Up till date, there are easily more than 80 Android phones across the globe. There is a wide array of Android phones available in the market for consumer to choose and pretty sure there should be a right one for you. The exclusivity of iPhone is what made it special. The iPhone is the only iOS smartphone produced by Apple and no other companies is able to make the exact same iOS like how Apple Inc. does. No matter how many imitations of iPhone there are out there, you won’t be able to find the same one.

As discussed in last week’s post, the iOS is a closed platform. Apple’s iPhone comes as a pre-programmed phone and the functionality of an iPhone is locked which means users are not able to make changes to it unless Apple releases a new software update. This is to ensure that hackers would not be able to make its way to access the operating system hence protecting the users. Apple products are well known for its amazing capability of not easily being attacked by virus or trojans. I guess this was one of the reason why many users are also converting their laptop from Windows to Apple.

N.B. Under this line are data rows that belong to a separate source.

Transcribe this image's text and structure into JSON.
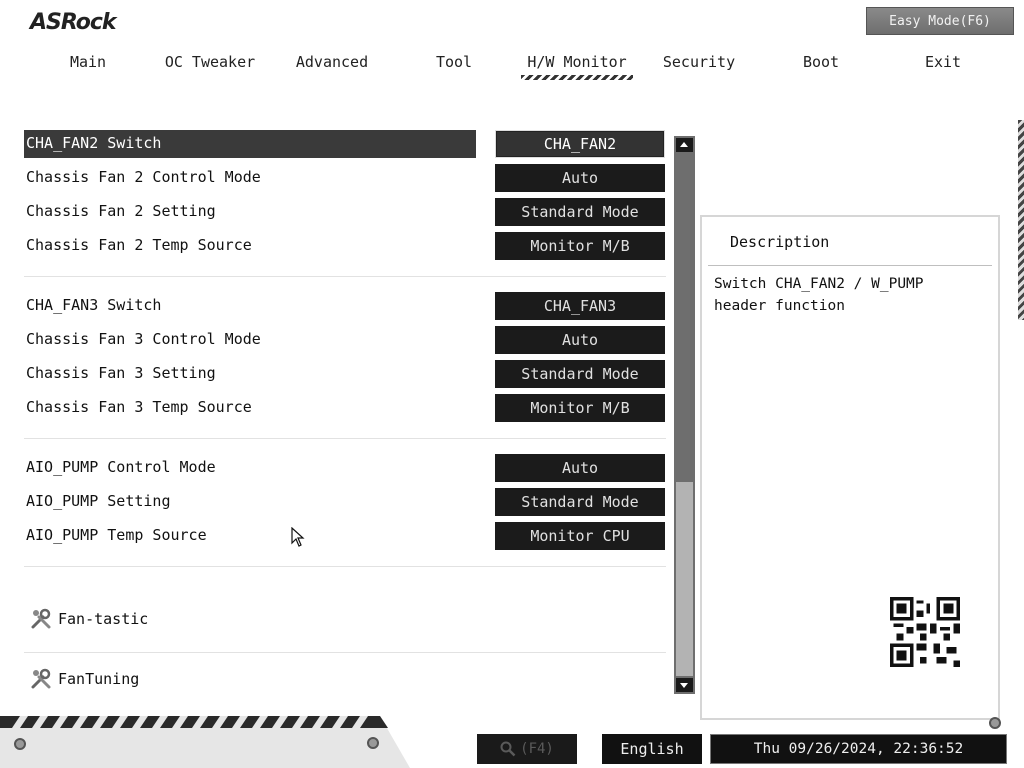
{
  "header": {
    "logo": "ASRock",
    "easy_mode": "Easy Mode(F6)"
  },
  "tabs": [
    {
      "label": "Main"
    },
    {
      "label": "OC Tweaker"
    },
    {
      "label": "Advanced"
    },
    {
      "label": "Tool"
    },
    {
      "label": "H/W Monitor"
    },
    {
      "label": "Security"
    },
    {
      "label": "Boot"
    },
    {
      "label": "Exit"
    }
  ],
  "settings": [
    {
      "label": "CHA_FAN2 Switch",
      "value": "CHA_FAN2"
    },
    {
      "label": "Chassis Fan 2 Control Mode",
      "value": "Auto"
    },
    {
      "label": "Chassis Fan 2 Setting",
      "value": "Standard Mode"
    },
    {
      "label": "Chassis Fan 2 Temp Source",
      "value": "Monitor M/B"
    },
    {
      "label": "CHA_FAN3 Switch",
      "value": "CHA_FAN3"
    },
    {
      "label": "Chassis Fan 3 Control Mode",
      "value": "Auto"
    },
    {
      "label": "Chassis Fan 3 Setting",
      "value": "Standard Mode"
    },
    {
      "label": "Chassis Fan 3 Temp Source",
      "value": "Monitor M/B"
    },
    {
      "label": "AIO_PUMP Control Mode",
      "value": "Auto"
    },
    {
      "label": "AIO_PUMP Setting",
      "value": "Standard Mode"
    },
    {
      "label": "AIO_PUMP Temp Source",
      "value": "Monitor CPU"
    }
  ],
  "tools": [
    {
      "label": "Fan-tastic"
    },
    {
      "label": "FanTuning"
    }
  ],
  "description": {
    "title": "Description",
    "text": "Switch CHA_FAN2 / W_PUMP header function"
  },
  "footer": {
    "search": "(F4)",
    "language": "English",
    "datetime": "Thu 09/26/2024, 22:36:52"
  },
  "colors": {
    "selected_row": "#3a3a3a",
    "value_box": "#1b1b1b",
    "scrollbar": "#6e6e6e"
  }
}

Although Android enables users customization to be done to the user’s liking, I certainly do not think there is a need. I personally prefer how everything is already done and restricted so I do not need to figure out how I should customize my phone.

I’m certainly an Apple girl!

Feudalism: Walled Garden

As Mitew (2014) explains, feudalism is a vague and widely contested term that describes a patchwork of practices over centuries the relationship between lord and vassal, organized around property and allegiance. The Internet today is occupied by many media corporation that undertakes to construct their own limited base which requires users to pay to acquire access to their information.

Known as the ‘Walled Gardens’, a software system where the carrier or service provider possess control over applications, content and media and restricts convenient access to non-approved applications or content. The concept of walled garden can further be illustrated with the example of Apple as the carrier.

Apple’s iPhone comes as a pre-programmed phone and the functionality of an iPhone is locked which means users are not able to make changes to it unless Apple releases a new software update. This being said, users are trapped in Apple’s walled garden. However, to escape, users can always jailbreak their iPhone’s and this would not limit users to only download applications from App Store but from other databases as well such as Installous (which was one of the leading place for jailbreakers to download paid apps from but it was then shut down since 2012) or App Cake.

Apple is restricted to running pre-approving applications from a digital distribution service. Jailbreaking may be fun as it allows users to customize everything to their needs and wants. As I’ve personally own a jailbroken phone before, it is very inevitably very laggy to an extent, the iPhone hang even when you are not using it. I guess to own a customizable phone of your own may be fun but the price to pay comes a very lagged phone. Thus, resulting many to restore their phone back to original. This is where Apple is a smart business. You can escape Apple’s walled garden but at the end of the day, you will still be back in it.

 

References:

Hanacek, J 2014, “Beyond Network Feudalism”, Huffington Post, accessed on 13/9/2014, http://www.huffingtonpost.com/john-hanacek/beyond-network-feudalism_b_5173249.html

Mitew, T 2014, “DIGC202 The feudalism of the Internet”, lecture notes, accessed on 13/9/2014, http://prezi.com/qopqxh6ktl1j/the-feudalisation-of-the-internet/